In the book A Change of Heart Claire Sylvia tells her story following her heart transplant surgery.
She reported noticing that various attitudes, habits and tastes changed following her surgery. She had inexplicable cravings for foods she had previously disliked. For example, though she was a health-conscious dancer and choreographer, upon leaving the hospital she had an uncontrollable urge to go to a Kentucky Fried Chicken outlet and order chicken nuggets, a food she never ate. Sylvia found herself drawn toward cool colours and no longer dressed in the bright reds and oranges she used to prefer. She began behaving in an aggressive and impetuous manner that was uncharacteristic of her but turned out to be similar to the personality of her donor. Interestingly, uneaten Kentucky Fried Chicken nuggets were found in the jacket of the young man (her donor) when he was killed. From Organ Transplants and Cellular Memories, Nexus Magazine.
It makes sense that the heart has a mind of it’s own. Makes sense to me anyway. There was a Chanel 4 documentary series called Mindshock, aired last year. One was about heart transplants and the possibility that the heart retains some of the memory of the (now dead) donor. Interesting.

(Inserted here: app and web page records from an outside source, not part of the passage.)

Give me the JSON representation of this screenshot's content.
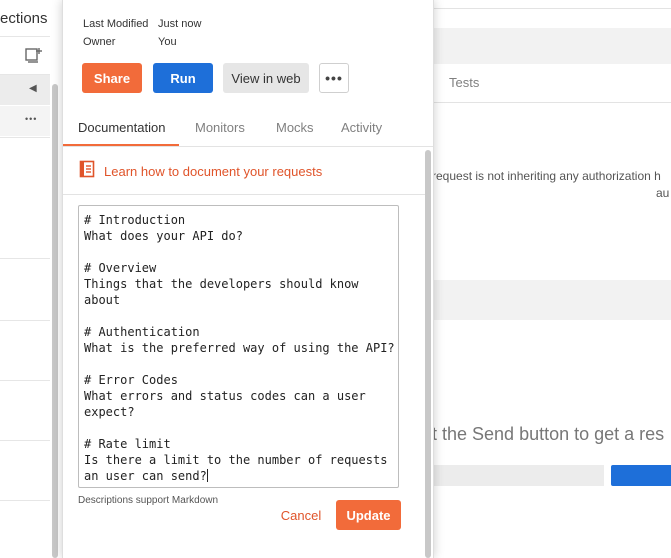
{
  "sidebar": {
    "title_fragment": "ections",
    "more_glyph": "•••",
    "collapse_glyph": "◀"
  },
  "panel": {
    "meta": [
      {
        "label": "Last Modified",
        "value": "Just now"
      },
      {
        "label": "Owner",
        "value": "You"
      }
    ],
    "buttons": {
      "share": "Share",
      "run": "Run",
      "view_web": "View in web",
      "more": "•••"
    },
    "tabs": [
      "Documentation",
      "Monitors",
      "Mocks",
      "Activity"
    ],
    "active_tab": "Documentation",
    "learn_link": "Learn how to document your requests",
    "editor_lines": [
      "# Introduction",
      "What does your API do?",
      "",
      "# Overview",
      "Things that the developers should know",
      "about",
      "",
      "# Authentication",
      "What is the preferred way of using the API?",
      "",
      "# Error Codes",
      "What errors and status codes can a user",
      "expect?",
      "",
      "# Rate limit",
      "Is there a limit to the number of requests",
      "an user can send?"
    ],
    "markdown_hint": "Descriptions support Markdown",
    "cancel": "Cancel",
    "update": "Update"
  },
  "request_area": {
    "tests_tab": "Tests",
    "auth_message": "request is not inheriting any authorization h",
    "auth_message_2": "au",
    "send_hint": "t the Send button to get a res"
  },
  "colors": {
    "accent_orange": "#f26b3a",
    "primary_blue": "#1e6fd9",
    "link_orange": "#e0542a"
  },
  "icons": [
    "new-collection-icon",
    "collapse-arrow-icon",
    "more-icon",
    "documentation-icon"
  ]
}
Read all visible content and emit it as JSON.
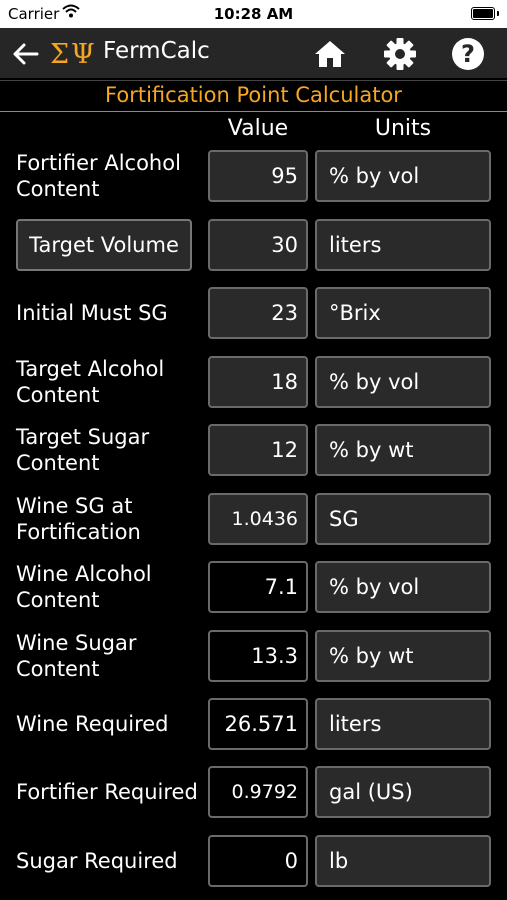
{
  "status_bar": {
    "carrier": "Carrier",
    "time": "10:28 AM"
  },
  "nav": {
    "app_name": "FermCalc"
  },
  "title": "Fortification Point Calculator",
  "columns": {
    "value": "Value",
    "units": "Units"
  },
  "rows": [
    {
      "label": "Fortifier Alcohol Content",
      "value": "95",
      "units": "% by vol"
    },
    {
      "label": "Target Volume",
      "value": "30",
      "units": "liters"
    },
    {
      "label": "Initial Must SG",
      "value": "23",
      "units": "°Brix"
    },
    {
      "label": "Target Alcohol Content",
      "value": "18",
      "units": "% by vol"
    },
    {
      "label": "Target Sugar Content",
      "value": "12",
      "units": "% by wt"
    },
    {
      "label": "Wine SG at Fortification",
      "value": "1.0436",
      "units": "SG"
    },
    {
      "label": "Wine Alcohol Content",
      "value": "7.1",
      "units": "% by vol"
    },
    {
      "label": "Wine Sugar Content",
      "value": "13.3",
      "units": "% by wt"
    },
    {
      "label": "Wine Required",
      "value": "26.571",
      "units": "liters"
    },
    {
      "label": "Fortifier Required",
      "value": "0.9792",
      "units": "gal (US)"
    },
    {
      "label": "Sugar Required",
      "value": "0",
      "units": "lb"
    }
  ],
  "colors": {
    "accent": "#f5a623",
    "background": "#000000",
    "navbar": "#262626"
  }
}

One of my monastic mentors on occasion would say, ‘The body does have a mind of it’s own you know’! He was teaching us to listen, with body-mind. They are not two.